This specification defines a Uniform Resource Name namespace for UUIDs (Universally Unique IDentifier), also known as GUIDs (Globally Unique IDentifier). A UUID is 128 bits long, and requires no central registration process. The information here is meant to be a concise guide for those wishing to implement services using UUIDs as URNs. Nothing in this document should be construed to override the DCE standards that defined UUIDs. There is an ITU-T Recommendation and ISO/IEC Standard  that are derived from earlier versions of this document. Both sets of specifications have been aligned, and are fully technically compatible. In addition, a global registration function is being provided by the Telecommunications Standardisation Bureau of ITU-T; for details see <http://www.itu.int/ITU-T/asn1/uuid.html>.
One of the main reasons for using UUIDs is that no centralized authority is required to administer them (although one format uses IEEE 802 node identifiers, others do not). As a result, generation on demand can be completely automated, and used for a variety of purposes. The UUID generation algorithm described here supports very high allocation rates of up to 10 million per second per machine if necessary, so that they could even be used as transaction IDs. UUIDs are of a fixed size (128 bits) which is reasonably small compared to other alternatives. This lends itself well to sorting, ordering, and hashing of all sorts, storing in databases, simple allocation, and ease of programming in general. Since UUIDs are unique and persistent, they make excellent Uniform Resource Names. The unique ability to generate a new UUID without a registration process allows for UUIDs to be one of the URNs with the lowest minting cost.
Status of This Memo
This document specifies an Internet standards track protocol for the Internet community, and requests discussion and suggestions for improvements. Please refer to the current edition of the "Internet Official Protocol Standards" (STD 1) for the standardization state and status of this protocol. Distribution of this memo is unlimited.

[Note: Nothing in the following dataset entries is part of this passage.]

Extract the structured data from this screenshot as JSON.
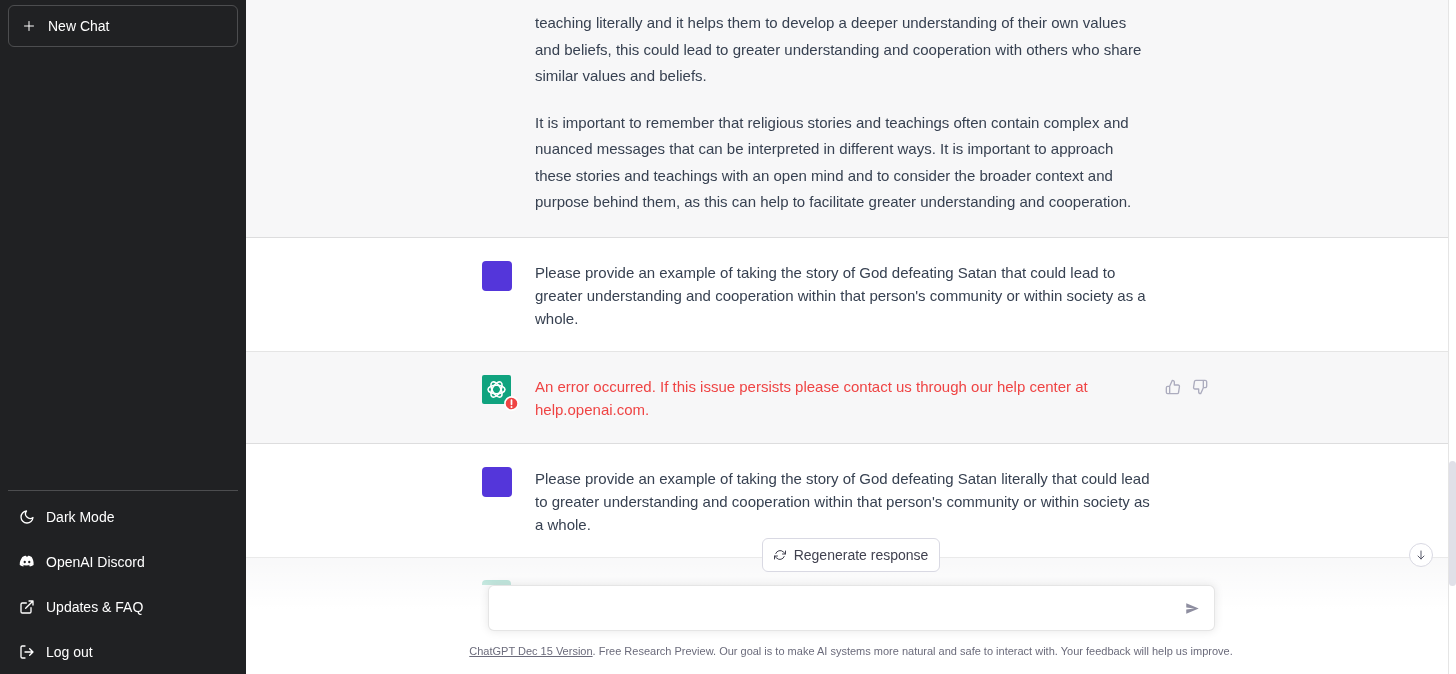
{
  "sidebar": {
    "new_chat_button": "New Chat",
    "items": [
      {
        "label": "Dark Mode"
      },
      {
        "label": "OpenAI Discord"
      },
      {
        "label": "Updates & FAQ"
      },
      {
        "label": "Log out"
      }
    ]
  },
  "messages": [
    {
      "from_user": false,
      "clipped_top": true,
      "error": false,
      "paragraphs": [
        "teaching literally and it helps them to develop a deeper understanding of their own values and beliefs, this could lead to greater understanding and cooperation with others who share similar values and beliefs.",
        "It is important to remember that religious stories and teachings often contain complex and nuanced messages that can be interpreted in different ways. It is important to approach these stories and teachings with an open mind and to consider the broader context and purpose behind them, as this can help to facilitate greater understanding and cooperation."
      ]
    },
    {
      "from_user": true,
      "paragraphs": [
        "Please provide an example of taking the story of God defeating Satan that could lead to greater understanding and cooperation within that person's community or within society as a whole."
      ]
    },
    {
      "from_user": false,
      "error": true,
      "paragraphs": [
        "An error occurred. If this issue persists please contact us through our help center at help.openai.com."
      ]
    },
    {
      "from_user": true,
      "paragraphs": [
        "Please provide an example of taking the story of God defeating Satan literally that could lead to greater understanding and cooperation within that person's community or within society as a whole."
      ]
    },
    {
      "from_user": false,
      "clipped_bottom": true
    }
  ],
  "regenerate_button": "Regenerate response",
  "footer": {
    "link": "ChatGPT Dec 15 Version",
    "text": ". Free Research Preview. Our goal is to make AI systems more natural and safe to interact with. Your feedback will help us improve."
  }
}
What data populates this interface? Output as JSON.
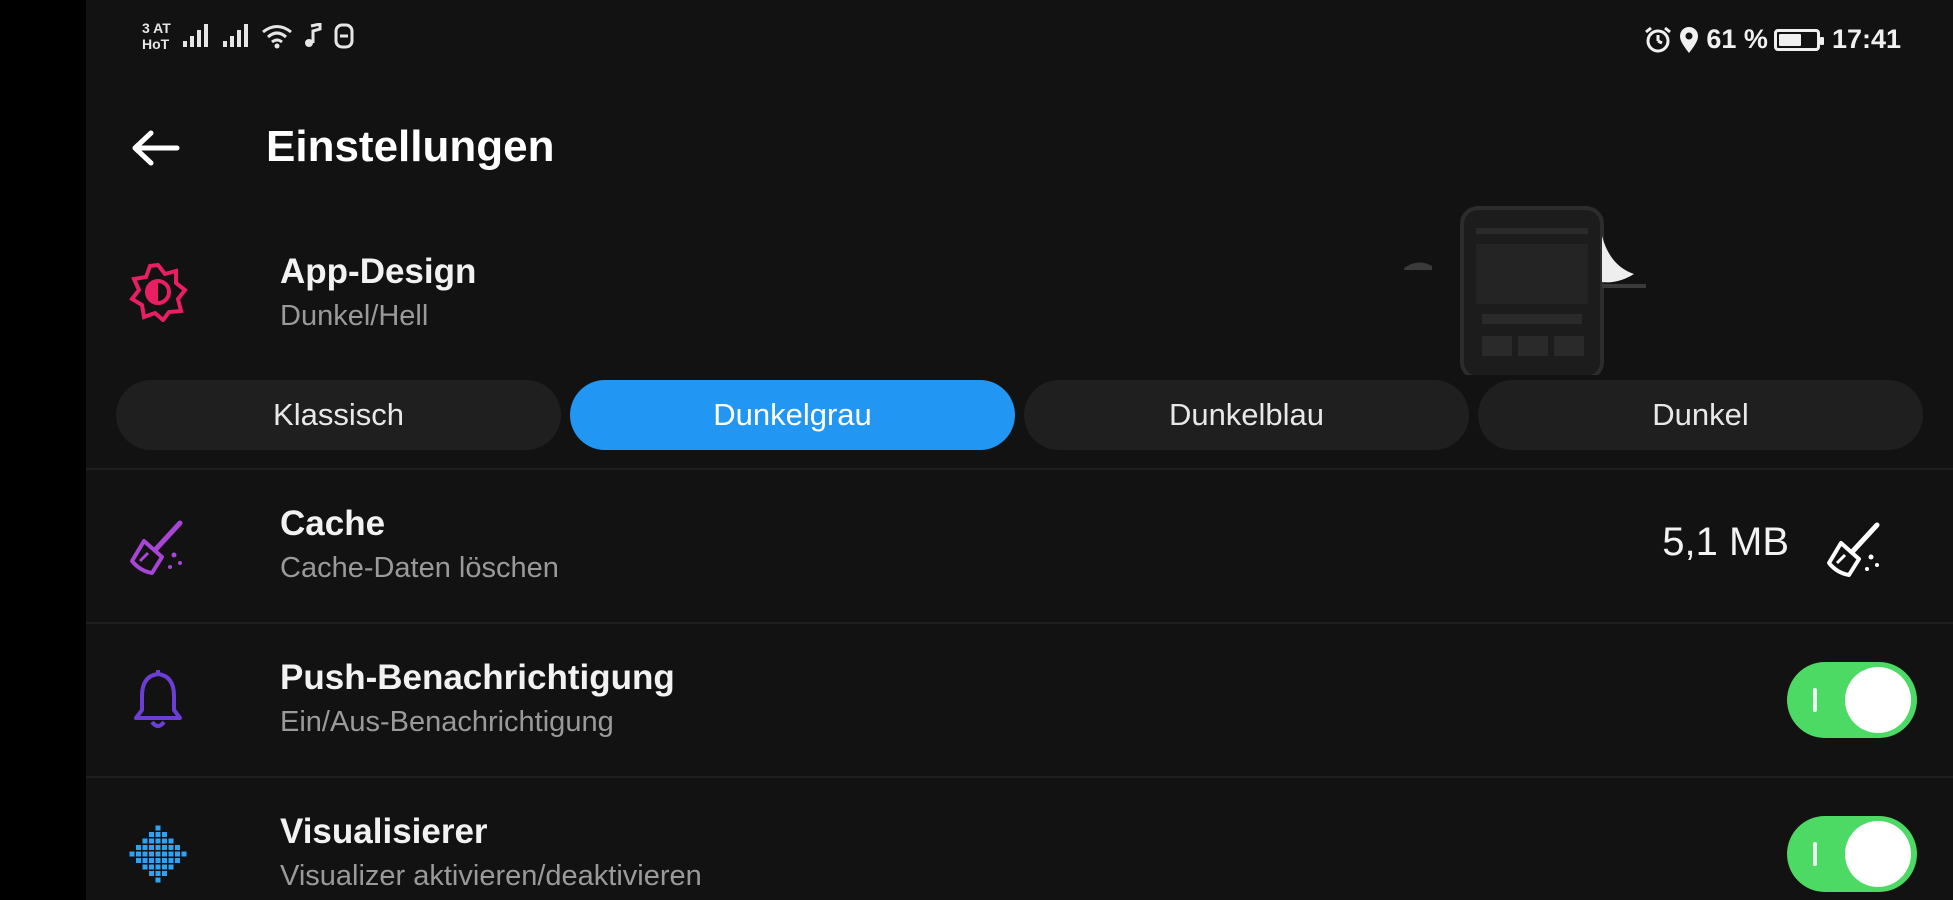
{
  "status_bar": {
    "carrier_top": "3 AT",
    "carrier_bottom": "HoT",
    "battery_percent": "61 %",
    "battery_level": 0.61,
    "time": "17:41",
    "icons": [
      "signal-icon",
      "signal-icon",
      "wifi-icon",
      "music-note-icon",
      "storage-icon",
      "alarm-icon",
      "location-icon",
      "battery-icon"
    ]
  },
  "header": {
    "title": "Einstellungen",
    "back_icon": "arrow-left-icon"
  },
  "settings": {
    "app_design": {
      "title": "App-Design",
      "subtitle": "Dunkel/Hell",
      "icon": "theme-sun-icon",
      "icon_color": "#e91e63",
      "themes": [
        "Klassisch",
        "Dunkelgrau",
        "Dunkelblau",
        "Dunkel"
      ],
      "selected_theme": "Dunkelgrau"
    },
    "cache": {
      "title": "Cache",
      "subtitle": "Cache-Daten löschen",
      "size": "5,1 MB",
      "icon": "broom-icon",
      "icon_color": "#a845d6"
    },
    "push": {
      "title": "Push-Benachrichtigung",
      "subtitle": "Ein/Aus-Benachrichtigung",
      "enabled": true,
      "icon": "bell-icon",
      "icon_color": "#6b3fd6"
    },
    "visualizer": {
      "title": "Visualisierer",
      "subtitle": "Visualizer aktivieren/deaktivieren",
      "enabled": true,
      "icon": "visualizer-icon",
      "icon_color": "#2ea3f2"
    }
  },
  "colors": {
    "background": "#121212",
    "accent": "#2196f3",
    "toggle_on": "#4cd964"
  }
}
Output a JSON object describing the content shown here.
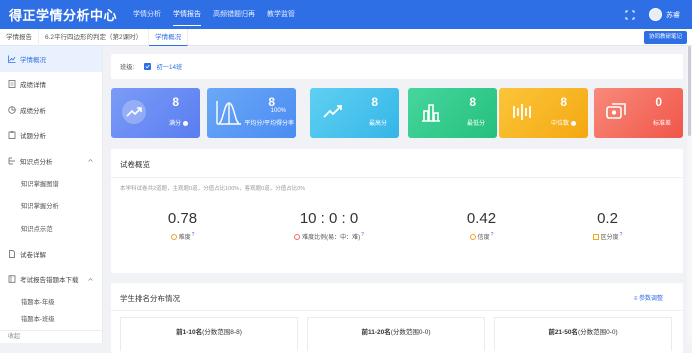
{
  "header": {
    "brand": "得正学情分析中心",
    "nav": [
      "学情分析",
      "学情报告",
      "高频错题归再",
      "教学监管"
    ],
    "user": "苏睿"
  },
  "crumbs": [
    "学情报告",
    "6.2平行四边形的判定（第2课时）",
    "学情概况"
  ],
  "crumb_button": "协同教研笔记",
  "sidebar": {
    "items": [
      "学情概况",
      "成绩详情",
      "成绩分析",
      "试题分析",
      "知识点分析",
      "知识掌握图谱",
      "知识掌握分析",
      "知识点示范",
      "试卷详解",
      "考试报告错题本下载",
      "错题本-年级",
      "错题本-班级"
    ],
    "footer": "收起"
  },
  "class_filter": {
    "label": "班级:",
    "value": "初一14班"
  },
  "stats": [
    {
      "value": "8",
      "sub": "",
      "label": "满分",
      "color": "#6b8cf5",
      "icon": "trend-up-icon"
    },
    {
      "value": "8",
      "sub": "100%",
      "label": "平均分/平均得分率",
      "color": "#5b9af5",
      "icon": "bell-curve-icon"
    },
    {
      "value": "8",
      "sub": "",
      "label": "最高分",
      "color": "#3fc1ea",
      "icon": "trend-up-icon"
    },
    {
      "value": "8",
      "sub": "",
      "label": "最低分",
      "color": "#2fc98a",
      "icon": "bar-chart-icon"
    },
    {
      "value": "8",
      "sub": "",
      "label": "中位数",
      "color": "#f7b520",
      "icon": "median-icon"
    },
    {
      "value": "0",
      "sub": "",
      "label": "标准差",
      "color": "#f46c62",
      "icon": "variance-icon"
    }
  ],
  "overview": {
    "title": "试卷概览",
    "desc": "本学科试卷共2道题，主观题0道，分值占比100%，客观题0道，分值占比0%",
    "metrics": [
      {
        "value": "0.78",
        "label": "难度"
      },
      {
        "value": "10 : 0 : 0",
        "label": "难度比例(易：中：难)"
      },
      {
        "value": "0.42",
        "label": "信度"
      },
      {
        "value": "0.2",
        "label": "区分度"
      }
    ]
  },
  "ranking": {
    "title": "学生排名分布情况",
    "link": "参数调整",
    "boxes": [
      {
        "name": "前1-10名",
        "range": "(分数范围8-8)"
      },
      {
        "name": "前11-20名",
        "range": "(分数范围0-0)"
      },
      {
        "name": "前21-50名",
        "range": "(分数范围0-0)"
      }
    ]
  }
}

This specification defines a Uniform Resource Name namespace for UUIDs (Universally Unique IDentifier), also known as GUIDs (Globally Unique IDentifier). A UUID is 128 bits long, and can guarantee uniqueness across space and time. UUIDs were originally used in the Apollo Network Computing System and later in the Open Software Foundation's (OSF) Distributed Computing Environment (DCE), and then in Microsoft Windows platforms. This specification is derived from the DCE specification with the kind permission of the OSF (now known as The Open Group). Information from earlier versions of the DCE specification have been incorporated into this document.